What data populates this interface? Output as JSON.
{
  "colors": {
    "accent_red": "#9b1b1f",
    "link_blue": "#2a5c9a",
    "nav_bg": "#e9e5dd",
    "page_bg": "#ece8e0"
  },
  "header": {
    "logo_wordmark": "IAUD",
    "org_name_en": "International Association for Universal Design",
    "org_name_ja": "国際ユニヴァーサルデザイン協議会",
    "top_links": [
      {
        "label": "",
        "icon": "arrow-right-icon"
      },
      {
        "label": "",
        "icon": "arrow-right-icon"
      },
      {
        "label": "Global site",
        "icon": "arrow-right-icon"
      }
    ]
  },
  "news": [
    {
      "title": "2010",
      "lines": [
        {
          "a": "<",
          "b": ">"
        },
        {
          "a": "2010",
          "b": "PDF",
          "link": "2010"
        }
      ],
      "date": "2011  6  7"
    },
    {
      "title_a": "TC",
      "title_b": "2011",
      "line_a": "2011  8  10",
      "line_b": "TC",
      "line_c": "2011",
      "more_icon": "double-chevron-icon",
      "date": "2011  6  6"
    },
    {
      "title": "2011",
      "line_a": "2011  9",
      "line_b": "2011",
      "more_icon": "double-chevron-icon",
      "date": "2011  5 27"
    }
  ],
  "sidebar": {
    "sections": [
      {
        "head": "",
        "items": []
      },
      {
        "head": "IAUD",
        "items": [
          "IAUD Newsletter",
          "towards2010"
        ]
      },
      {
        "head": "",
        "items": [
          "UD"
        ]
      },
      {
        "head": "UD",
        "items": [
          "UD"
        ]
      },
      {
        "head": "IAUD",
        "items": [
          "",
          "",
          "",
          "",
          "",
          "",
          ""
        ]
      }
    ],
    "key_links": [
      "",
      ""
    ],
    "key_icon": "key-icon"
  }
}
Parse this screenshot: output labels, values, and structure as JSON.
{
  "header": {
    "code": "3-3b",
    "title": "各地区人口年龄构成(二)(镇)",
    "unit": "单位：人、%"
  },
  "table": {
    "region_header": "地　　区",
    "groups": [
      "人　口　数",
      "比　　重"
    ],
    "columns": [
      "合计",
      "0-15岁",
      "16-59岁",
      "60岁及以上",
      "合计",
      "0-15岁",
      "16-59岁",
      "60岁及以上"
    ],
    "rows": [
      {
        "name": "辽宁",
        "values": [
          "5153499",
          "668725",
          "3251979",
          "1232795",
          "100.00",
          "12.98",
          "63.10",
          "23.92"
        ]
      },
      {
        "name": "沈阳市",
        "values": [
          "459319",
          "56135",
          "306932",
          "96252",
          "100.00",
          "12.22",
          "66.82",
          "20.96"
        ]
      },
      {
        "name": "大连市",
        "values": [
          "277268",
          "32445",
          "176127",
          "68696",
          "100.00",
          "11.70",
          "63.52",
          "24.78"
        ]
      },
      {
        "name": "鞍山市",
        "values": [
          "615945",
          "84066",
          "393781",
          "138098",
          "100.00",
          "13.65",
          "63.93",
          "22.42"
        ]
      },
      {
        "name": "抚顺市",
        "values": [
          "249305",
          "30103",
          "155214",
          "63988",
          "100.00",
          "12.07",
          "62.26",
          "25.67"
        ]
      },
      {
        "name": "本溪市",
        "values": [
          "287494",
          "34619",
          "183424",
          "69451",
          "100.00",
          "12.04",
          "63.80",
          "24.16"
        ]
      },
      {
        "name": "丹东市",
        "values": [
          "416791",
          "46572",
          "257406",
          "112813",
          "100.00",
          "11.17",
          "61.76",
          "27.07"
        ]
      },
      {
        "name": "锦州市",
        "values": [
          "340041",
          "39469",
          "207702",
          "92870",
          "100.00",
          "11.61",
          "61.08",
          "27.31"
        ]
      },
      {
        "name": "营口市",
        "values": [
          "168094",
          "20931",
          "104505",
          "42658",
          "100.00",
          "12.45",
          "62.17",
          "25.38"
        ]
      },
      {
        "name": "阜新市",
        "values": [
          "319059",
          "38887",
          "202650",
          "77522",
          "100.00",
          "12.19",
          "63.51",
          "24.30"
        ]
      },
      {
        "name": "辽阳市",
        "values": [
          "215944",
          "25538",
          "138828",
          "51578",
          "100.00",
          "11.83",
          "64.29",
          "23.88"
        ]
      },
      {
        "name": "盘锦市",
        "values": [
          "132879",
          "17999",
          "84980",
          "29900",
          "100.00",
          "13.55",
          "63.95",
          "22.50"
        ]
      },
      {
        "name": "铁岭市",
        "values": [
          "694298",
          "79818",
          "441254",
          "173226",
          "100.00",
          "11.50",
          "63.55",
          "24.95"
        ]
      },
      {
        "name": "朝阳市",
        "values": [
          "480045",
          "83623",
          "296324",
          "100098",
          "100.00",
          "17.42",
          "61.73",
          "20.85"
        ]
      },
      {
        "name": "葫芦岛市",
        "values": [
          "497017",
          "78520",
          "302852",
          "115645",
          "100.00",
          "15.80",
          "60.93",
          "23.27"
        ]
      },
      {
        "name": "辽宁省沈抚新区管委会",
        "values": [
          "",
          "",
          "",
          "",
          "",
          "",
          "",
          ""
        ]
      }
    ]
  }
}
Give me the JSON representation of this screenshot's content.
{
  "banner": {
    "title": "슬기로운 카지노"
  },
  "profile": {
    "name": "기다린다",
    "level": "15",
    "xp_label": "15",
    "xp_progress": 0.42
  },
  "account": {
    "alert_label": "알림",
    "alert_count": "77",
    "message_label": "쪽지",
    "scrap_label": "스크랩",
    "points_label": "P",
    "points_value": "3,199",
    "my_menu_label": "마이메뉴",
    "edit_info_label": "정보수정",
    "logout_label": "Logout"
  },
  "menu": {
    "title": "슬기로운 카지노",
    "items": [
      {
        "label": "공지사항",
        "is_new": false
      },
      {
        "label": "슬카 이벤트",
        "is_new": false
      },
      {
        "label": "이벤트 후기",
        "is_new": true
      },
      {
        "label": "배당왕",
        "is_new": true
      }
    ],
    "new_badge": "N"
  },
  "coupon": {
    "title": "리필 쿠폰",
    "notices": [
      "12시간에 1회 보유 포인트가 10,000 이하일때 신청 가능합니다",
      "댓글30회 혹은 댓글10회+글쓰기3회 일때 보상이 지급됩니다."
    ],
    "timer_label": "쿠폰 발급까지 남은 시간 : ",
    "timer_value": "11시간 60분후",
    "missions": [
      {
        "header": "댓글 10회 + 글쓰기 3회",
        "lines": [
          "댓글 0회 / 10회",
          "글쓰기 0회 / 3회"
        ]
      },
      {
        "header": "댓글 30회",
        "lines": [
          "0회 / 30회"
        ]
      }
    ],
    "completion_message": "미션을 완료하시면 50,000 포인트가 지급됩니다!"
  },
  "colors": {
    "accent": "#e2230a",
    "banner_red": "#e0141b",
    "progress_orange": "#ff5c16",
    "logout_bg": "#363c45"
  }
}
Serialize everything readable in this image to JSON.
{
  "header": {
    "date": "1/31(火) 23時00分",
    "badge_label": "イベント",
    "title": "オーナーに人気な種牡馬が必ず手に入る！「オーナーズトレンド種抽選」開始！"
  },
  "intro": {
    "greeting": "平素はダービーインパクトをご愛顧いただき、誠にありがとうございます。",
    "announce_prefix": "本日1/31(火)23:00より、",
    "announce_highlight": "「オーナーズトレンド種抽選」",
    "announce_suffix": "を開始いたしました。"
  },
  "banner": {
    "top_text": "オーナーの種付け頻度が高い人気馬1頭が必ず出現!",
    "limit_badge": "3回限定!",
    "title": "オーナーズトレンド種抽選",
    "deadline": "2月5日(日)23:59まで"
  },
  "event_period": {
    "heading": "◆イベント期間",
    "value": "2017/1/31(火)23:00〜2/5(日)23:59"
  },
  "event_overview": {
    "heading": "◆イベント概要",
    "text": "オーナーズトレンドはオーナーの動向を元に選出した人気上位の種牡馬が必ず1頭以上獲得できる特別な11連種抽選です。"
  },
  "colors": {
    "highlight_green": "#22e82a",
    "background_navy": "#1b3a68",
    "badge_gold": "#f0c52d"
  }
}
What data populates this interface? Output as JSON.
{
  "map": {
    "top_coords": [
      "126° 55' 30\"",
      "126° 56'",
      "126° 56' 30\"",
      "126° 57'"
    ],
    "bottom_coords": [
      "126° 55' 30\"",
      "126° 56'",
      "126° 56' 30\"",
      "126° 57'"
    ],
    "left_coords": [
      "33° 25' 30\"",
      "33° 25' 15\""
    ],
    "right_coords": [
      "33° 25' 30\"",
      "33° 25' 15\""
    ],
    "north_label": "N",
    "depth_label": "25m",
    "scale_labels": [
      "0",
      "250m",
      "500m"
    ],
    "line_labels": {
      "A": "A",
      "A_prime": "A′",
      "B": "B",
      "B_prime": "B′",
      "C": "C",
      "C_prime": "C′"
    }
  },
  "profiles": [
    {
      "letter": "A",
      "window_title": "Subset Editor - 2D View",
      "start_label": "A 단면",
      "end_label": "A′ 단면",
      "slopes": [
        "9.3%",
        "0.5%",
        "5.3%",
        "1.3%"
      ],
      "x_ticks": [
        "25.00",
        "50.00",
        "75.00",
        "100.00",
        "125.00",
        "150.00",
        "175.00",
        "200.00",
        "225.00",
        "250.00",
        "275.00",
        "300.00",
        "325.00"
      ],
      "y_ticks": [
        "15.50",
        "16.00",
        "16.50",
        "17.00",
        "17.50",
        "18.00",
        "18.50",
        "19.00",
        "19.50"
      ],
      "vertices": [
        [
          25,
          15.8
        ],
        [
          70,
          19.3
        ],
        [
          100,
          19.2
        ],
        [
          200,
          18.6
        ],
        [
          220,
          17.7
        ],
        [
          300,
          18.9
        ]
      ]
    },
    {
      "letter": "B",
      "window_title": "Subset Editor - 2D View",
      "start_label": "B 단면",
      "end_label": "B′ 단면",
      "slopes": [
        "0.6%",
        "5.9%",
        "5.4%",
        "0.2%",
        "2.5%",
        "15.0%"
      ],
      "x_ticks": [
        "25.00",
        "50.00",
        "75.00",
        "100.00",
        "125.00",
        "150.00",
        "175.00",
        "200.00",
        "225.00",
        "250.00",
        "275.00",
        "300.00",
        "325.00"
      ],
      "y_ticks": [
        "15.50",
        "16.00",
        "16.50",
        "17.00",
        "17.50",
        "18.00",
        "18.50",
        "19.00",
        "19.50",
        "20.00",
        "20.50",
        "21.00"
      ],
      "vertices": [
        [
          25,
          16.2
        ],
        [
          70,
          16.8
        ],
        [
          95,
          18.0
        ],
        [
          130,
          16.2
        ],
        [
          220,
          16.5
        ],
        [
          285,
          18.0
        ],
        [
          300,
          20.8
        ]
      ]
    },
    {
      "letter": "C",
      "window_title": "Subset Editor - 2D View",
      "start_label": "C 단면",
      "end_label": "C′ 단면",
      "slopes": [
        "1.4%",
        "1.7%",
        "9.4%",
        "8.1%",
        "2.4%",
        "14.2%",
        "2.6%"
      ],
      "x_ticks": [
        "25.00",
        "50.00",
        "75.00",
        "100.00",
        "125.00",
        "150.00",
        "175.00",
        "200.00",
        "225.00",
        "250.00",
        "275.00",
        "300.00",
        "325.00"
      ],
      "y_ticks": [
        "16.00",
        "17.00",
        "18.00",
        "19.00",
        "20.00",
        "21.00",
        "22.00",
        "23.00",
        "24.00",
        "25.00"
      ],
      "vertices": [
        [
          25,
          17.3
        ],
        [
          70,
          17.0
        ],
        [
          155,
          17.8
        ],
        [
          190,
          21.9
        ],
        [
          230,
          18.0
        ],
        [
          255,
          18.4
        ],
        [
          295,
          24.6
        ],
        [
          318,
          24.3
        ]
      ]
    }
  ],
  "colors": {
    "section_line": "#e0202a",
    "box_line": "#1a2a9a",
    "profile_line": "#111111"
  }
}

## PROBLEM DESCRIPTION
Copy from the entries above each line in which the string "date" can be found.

## EXERCISE SOLUTION
      "date": "2011  6  7"
      "date": "2011  6  6"
      "date": "2011  5 27"
    "date": "1/31(火) 23時00分",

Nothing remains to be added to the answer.